No writer lives in a vacuum. If you look hard, you can usually find the seeds of ideas in popular novels that influenced the writer. In The Lord of the Rings , you can see the fingerprints of Macbeth in Eowyn’s story (no man of woman born), and in the Ents (Burnham Wood comes to Dunsinane.) In the Dead Marshes, you can see Tolkien’s remembrances of no-man’s land from his time as a soldier in the First World War. In his Shire, you can see his love of the English countryside, and his worries about industrialization ending the pastoral life he knew as a boy.
Tolkien influenced Stephen King, who later wrote The Stand as a sort of post-apocalyptic quest story. On his website, King wrote “. . .what all of my ideas boil down to is seeing . . . two things and having them come together in some new and interesting way, and then adding the question 'What if?' 'What if' is always the key question.”
tuckerized version of this hotel was the perfect setting for a murder mystery. For the previous work, Tranquility, I drew my inspiration from the numerous ‘scary beast out in the woods’ stories that pop up throughout the south, such as the Boggy Creek Monster and the Mothman.

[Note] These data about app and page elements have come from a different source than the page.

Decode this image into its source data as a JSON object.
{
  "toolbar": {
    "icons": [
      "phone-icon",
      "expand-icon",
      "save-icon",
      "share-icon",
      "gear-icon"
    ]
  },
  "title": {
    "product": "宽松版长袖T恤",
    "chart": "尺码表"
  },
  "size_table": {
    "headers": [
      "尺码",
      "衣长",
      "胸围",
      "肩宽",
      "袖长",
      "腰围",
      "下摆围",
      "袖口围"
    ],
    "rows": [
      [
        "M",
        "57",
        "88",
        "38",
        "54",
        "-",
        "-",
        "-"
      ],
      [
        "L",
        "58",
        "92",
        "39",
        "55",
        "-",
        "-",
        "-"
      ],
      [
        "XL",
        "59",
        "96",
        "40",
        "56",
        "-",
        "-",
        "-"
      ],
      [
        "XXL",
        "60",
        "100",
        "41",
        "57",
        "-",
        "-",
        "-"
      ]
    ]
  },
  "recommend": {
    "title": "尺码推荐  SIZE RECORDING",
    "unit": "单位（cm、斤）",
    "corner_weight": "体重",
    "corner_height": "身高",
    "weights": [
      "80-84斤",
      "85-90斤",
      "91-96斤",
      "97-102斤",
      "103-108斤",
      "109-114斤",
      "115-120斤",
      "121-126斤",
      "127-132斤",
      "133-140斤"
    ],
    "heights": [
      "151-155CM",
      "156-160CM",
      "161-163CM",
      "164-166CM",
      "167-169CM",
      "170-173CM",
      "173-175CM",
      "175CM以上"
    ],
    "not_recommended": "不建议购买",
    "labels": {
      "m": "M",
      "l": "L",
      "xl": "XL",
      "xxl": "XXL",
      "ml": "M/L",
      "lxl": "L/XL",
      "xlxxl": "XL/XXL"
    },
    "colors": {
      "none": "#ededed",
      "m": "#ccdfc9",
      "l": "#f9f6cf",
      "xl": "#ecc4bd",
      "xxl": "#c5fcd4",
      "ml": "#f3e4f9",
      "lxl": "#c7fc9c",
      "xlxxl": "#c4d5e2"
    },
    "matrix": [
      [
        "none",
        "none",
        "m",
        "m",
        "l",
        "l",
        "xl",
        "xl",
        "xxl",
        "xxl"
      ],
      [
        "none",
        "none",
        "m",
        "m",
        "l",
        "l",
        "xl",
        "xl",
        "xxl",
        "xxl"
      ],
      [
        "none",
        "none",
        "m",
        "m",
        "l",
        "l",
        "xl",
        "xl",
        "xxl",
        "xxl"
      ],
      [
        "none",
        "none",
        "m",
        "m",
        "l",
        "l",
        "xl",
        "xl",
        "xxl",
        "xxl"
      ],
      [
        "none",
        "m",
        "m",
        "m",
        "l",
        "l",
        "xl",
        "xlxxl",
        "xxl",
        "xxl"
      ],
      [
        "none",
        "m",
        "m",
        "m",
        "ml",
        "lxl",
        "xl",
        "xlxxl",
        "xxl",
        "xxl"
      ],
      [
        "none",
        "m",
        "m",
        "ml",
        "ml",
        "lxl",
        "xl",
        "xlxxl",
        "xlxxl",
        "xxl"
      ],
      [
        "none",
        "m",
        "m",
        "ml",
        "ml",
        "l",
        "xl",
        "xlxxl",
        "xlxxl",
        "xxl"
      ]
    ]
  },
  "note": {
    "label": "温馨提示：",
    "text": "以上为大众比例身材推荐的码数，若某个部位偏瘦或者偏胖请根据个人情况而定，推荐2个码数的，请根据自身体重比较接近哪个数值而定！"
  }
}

Some writers find their ideas when they take a break from their own writing. That’s how Joss Whedon came up for the idea for the space western TV series Firefly. He was reading a book about reconstruction in the south after the Civil War. If you have ever seen the series, that sense of defeat and doing what it takes to get by permeates the series.
For writers, inspiration is all around. It’s just a matter of letting the cranial melting pot simmer a bit.
Learn more about Tracy S. Morris
When Tracy S. Morris was four years old, she wrote her first “novel” in crayon on the back of a newspaper and gave it to the post man along with an antique silver dollar so that someone could turn it into a novel. She is still waiting to hear back from her publisher.
On a good day, Tracy has photographed two of the Presidents of the United States, taken a hot air balloon ride and met two of her favorite sports legends from separate sports. On a bad day, she’s been dragged behind a speedboat on an icy lake in freezing rain. She’s been a photographer, reporter, writer, fencer, historian, costumer, and gardener. She holds a black belt in taekwondo, and is a self-confessed kamikaze speller. In 2012 she assumed her most challenging and rewarding role: Mommy.
Tracy’s first novel, Tranquility was published in 2005 by Yard Dog Press. It was the runner up for a Darrell Award for Best Midsouth Science Fiction in 2006. Her second novel, Bride of Tranquility was published in 2009. It was a finalist for the Darell Award in 2010. Both books were picked up in eBook format in 2010 by Baen Books.
When she’s not writing, Tracy goes by the name Tracy Godsey. She lives with her husband Ryan, daughter Issa Belle and two shiba inu dogs. Ryan is a computer programmer for Tyson foods and administers her blog. The dogs do their best to avoid Issa.